Start of RECORDS SUPPLIED

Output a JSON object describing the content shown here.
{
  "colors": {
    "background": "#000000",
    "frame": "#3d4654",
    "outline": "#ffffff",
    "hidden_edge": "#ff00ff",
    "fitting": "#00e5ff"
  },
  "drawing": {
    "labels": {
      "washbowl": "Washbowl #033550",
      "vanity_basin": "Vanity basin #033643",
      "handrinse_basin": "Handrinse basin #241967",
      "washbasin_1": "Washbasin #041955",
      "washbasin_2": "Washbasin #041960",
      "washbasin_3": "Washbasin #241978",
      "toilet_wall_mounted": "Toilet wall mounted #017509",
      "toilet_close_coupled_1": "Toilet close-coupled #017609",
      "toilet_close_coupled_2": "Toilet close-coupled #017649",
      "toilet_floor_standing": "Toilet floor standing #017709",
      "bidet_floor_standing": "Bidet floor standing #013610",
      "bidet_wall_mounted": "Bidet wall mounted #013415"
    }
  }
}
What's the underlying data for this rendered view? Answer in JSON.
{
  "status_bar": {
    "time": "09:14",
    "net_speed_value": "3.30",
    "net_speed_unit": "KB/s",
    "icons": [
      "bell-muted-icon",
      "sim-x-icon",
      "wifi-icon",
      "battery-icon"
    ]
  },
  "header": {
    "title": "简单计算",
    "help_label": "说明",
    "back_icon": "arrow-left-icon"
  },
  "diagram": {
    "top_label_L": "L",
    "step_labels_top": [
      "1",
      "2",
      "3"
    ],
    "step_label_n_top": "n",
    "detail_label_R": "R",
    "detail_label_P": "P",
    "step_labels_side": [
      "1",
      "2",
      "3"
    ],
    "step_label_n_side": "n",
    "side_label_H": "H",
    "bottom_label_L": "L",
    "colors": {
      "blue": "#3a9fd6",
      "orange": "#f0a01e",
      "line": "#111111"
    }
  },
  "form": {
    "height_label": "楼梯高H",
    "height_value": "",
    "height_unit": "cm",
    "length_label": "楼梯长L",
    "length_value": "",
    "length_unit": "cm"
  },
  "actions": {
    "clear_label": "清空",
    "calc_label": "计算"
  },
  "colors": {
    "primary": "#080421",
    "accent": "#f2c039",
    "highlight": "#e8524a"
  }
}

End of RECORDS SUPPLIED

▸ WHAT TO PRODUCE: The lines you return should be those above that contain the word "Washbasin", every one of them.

▸ SOLUTION BELOW:
      "washbasin_1": "Washbasin #041955",
      "washbasin_2": "Washbasin #041960",
      "washbasin_3": "Washbasin #241978",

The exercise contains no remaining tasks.